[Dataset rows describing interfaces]

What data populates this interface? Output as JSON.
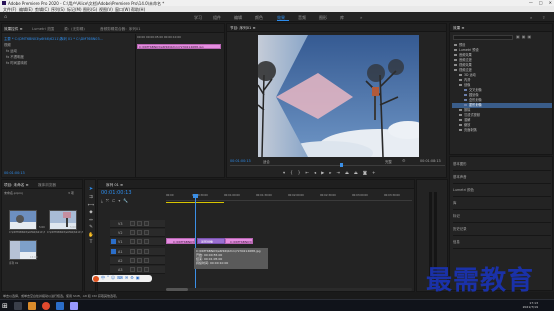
{
  "window": {
    "title": "Adobe Premiere Pro 2020 - C:\\用户\\Alice\\文档\\Adobe\\Premiere Pro\\14.0\\未命名 *",
    "controls": [
      "—",
      "□",
      "✕"
    ]
  },
  "menubar": [
    "文件(F)",
    "编辑(E)",
    "剪辑(C)",
    "序列(S)",
    "标记(M)",
    "图形(G)",
    "视图(V)",
    "窗口(W)",
    "帮助(H)"
  ],
  "workspaces": {
    "items": [
      "学习",
      "组件",
      "编辑",
      "颜色",
      "效果",
      "音频",
      "图形",
      "库"
    ],
    "active_index": 4
  },
  "source_panel": {
    "tabs": [
      "效果控件 ≡",
      "Lumetri 范围",
      "源：(无剪辑)",
      "音频剪辑混合器：序列01"
    ],
    "clip_path": "主要 * C:\\DMT6BN03\\s6f46\\6211\\7...",
    "sequence_ref": "序列 01 * C:\\DMT6BN03...",
    "sections": [
      "视频",
      "fx 运动",
      "fx 不透明度",
      "fx 时间重映射"
    ],
    "mini_timecode": "00:00    00:00:05:00   00:00:10:00",
    "mini_clip_label": "C:\\DMT6BN03\\s6f46\\6211\\7230214688.jpg",
    "bottom_timecode": "00:01:00:13"
  },
  "program_monitor": {
    "tab": "节目: 序列01 ≡",
    "timecode_current": "00:01:00:13",
    "fit": "适合",
    "quality": "完整",
    "timecode_total": "00:01:08:13",
    "transport_icons": [
      "marker",
      "in",
      "out",
      "go-to-in",
      "step-back",
      "play",
      "step-forward",
      "go-to-out",
      "lift",
      "extract",
      "export-frame",
      "button-editor"
    ]
  },
  "effects_panel": {
    "tab": "效果 ≡",
    "tree": [
      {
        "label": "预设",
        "depth": 0
      },
      {
        "label": "Lumetri 预设",
        "depth": 0
      },
      {
        "label": "音频效果",
        "depth": 0
      },
      {
        "label": "音频过渡",
        "depth": 0
      },
      {
        "label": "视频效果",
        "depth": 0
      },
      {
        "label": "视频过渡",
        "depth": 0
      },
      {
        "label": "3D 运动",
        "depth": 1
      },
      {
        "label": "内滑",
        "depth": 1
      },
      {
        "label": "划像",
        "depth": 1
      },
      {
        "label": "交叉划像",
        "depth": 2
      },
      {
        "label": "圆划像",
        "depth": 2
      },
      {
        "label": "盒形划像",
        "depth": 2
      },
      {
        "label": "菱形划像",
        "depth": 2,
        "selected": true
      },
      {
        "label": "擦除",
        "depth": 1
      },
      {
        "label": "沉浸式视频",
        "depth": 1
      },
      {
        "label": "溶解",
        "depth": 1
      },
      {
        "label": "缩放",
        "depth": 1
      },
      {
        "label": "页面剥落",
        "depth": 1
      }
    ],
    "lower_items": [
      "基本图形",
      "基本声音",
      "Lumetri 颜色",
      "库",
      "标记",
      "历史记录",
      "信息"
    ]
  },
  "project_panel": {
    "tabs": [
      "项目: 未命名 ≡",
      "媒体浏览器"
    ],
    "project_name": "未命名.prproj",
    "item_count": "3 项",
    "items": [
      {
        "name": "C:\\DMT6BN03\\s6f46\\6211\\7...",
        "dur": "5:00"
      },
      {
        "name": "C:\\DMT6BN03\\s6f46\\6211\\7...",
        "dur": "5:00"
      },
      {
        "name": "序列 01",
        "dur": "15:00"
      }
    ]
  },
  "timeline": {
    "tab": "序列 01 ≡",
    "timecode": "00:01:00:13",
    "ruler": [
      "00:00",
      "00:00:30:00",
      "00:01:00:00",
      "00:01:30:00",
      "00:02:00:00",
      "00:02:30:00",
      "00:03:00:00",
      "00:03:30:00"
    ],
    "video_tracks": [
      "V3",
      "V2",
      "V1"
    ],
    "audio_tracks": [
      "A1",
      "A2",
      "A3"
    ],
    "master": "主声道",
    "master_value": "0.0",
    "clips": [
      {
        "label": "C:\\DMT6BN03\\s6f46\\6211\\7..."
      },
      {
        "label": "菱形划像"
      },
      {
        "label": "C:\\DMT6BN03\\s6f46\\6211\\7..."
      }
    ],
    "tooltip": [
      "C:\\DMT6BN03\\s6f46\\6211\\7230214688.jpg",
      "开始: 00:00:55:00",
      "结束: 00:01:05:00",
      "持续时间: 00:00:10:00"
    ]
  },
  "status": {
    "text": "单击以选择，或单击空白处并拖动以进行框选。使用 Shift、Alt 和 Ctrl 获取其他选项。"
  },
  "watermark": "最需教育",
  "taskbar": {
    "time": "17:13",
    "date": "2021/7/19"
  },
  "colors": {
    "accent": "#2d8ceb",
    "clip_pink": "#e58ee0",
    "selected_tree": "#3a5d8a",
    "playhead": "#3b8fe6",
    "watermark": "#1a31a8"
  }
}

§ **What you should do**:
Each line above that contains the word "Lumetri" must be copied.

§ **Solution**:
      "Lumetri 范围",
        "label": "Lumetri 预设",
      "Lumetri 颜色",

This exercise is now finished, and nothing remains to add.